» Exercise goal
Go over the records and copy every line with the string "width".

» Data extracts
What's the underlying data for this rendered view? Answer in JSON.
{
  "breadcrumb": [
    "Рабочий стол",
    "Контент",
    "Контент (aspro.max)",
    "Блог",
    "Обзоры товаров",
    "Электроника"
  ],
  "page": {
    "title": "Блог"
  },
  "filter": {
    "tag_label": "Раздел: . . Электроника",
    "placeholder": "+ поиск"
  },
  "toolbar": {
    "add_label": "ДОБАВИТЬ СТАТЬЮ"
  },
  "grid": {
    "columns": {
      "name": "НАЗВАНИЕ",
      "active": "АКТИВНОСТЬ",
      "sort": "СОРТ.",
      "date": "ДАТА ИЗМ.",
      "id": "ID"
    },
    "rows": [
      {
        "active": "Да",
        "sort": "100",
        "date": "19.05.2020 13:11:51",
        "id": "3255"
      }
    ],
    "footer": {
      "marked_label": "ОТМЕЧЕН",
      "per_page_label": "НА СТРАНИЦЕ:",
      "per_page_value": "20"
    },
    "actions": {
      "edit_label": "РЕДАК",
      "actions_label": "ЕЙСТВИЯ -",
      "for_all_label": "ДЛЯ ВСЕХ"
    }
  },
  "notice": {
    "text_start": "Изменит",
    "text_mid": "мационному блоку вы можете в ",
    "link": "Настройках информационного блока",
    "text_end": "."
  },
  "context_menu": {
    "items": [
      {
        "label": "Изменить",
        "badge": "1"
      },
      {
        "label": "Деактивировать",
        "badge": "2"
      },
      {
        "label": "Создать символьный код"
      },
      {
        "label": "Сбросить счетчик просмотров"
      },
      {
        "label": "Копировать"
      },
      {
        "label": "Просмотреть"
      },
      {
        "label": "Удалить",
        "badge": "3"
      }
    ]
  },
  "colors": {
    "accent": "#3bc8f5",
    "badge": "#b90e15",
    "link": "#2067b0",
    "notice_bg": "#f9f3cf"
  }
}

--

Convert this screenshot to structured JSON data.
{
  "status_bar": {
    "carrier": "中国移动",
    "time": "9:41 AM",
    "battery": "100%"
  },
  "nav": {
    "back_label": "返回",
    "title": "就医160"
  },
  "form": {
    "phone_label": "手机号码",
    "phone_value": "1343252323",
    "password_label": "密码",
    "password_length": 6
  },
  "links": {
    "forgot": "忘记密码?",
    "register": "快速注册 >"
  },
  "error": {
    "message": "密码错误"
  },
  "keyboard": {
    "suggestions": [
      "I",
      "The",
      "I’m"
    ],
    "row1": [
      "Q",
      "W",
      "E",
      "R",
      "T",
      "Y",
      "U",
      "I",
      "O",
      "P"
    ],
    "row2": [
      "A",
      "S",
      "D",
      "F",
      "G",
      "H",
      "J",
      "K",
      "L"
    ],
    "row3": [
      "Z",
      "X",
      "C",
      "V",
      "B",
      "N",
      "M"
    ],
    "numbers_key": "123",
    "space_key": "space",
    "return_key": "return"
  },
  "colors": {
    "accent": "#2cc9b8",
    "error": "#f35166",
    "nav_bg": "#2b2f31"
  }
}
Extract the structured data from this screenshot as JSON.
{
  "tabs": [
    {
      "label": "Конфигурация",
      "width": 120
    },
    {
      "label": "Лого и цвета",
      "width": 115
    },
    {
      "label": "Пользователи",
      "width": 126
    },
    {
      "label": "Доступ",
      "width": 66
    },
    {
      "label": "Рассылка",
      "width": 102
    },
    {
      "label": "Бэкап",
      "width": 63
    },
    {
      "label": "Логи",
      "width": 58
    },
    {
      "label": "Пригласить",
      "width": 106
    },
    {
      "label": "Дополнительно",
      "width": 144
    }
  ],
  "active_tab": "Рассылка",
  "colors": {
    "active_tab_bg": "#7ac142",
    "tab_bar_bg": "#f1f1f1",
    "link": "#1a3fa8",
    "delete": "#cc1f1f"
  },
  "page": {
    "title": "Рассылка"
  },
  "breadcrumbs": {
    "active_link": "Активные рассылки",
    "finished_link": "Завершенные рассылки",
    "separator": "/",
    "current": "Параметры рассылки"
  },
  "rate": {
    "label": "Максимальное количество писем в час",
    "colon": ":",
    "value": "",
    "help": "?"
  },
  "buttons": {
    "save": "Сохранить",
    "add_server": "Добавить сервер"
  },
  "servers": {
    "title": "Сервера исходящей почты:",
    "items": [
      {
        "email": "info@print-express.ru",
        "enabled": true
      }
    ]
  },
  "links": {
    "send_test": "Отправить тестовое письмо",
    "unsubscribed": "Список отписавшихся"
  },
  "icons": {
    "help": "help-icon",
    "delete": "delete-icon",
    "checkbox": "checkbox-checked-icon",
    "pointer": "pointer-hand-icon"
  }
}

» Task response
      "width": 120
      "width": 115
      "width": 126
      "width": 66
      "width": 102
      "width": 63
      "width": 58
      "width": 106
      "width": 144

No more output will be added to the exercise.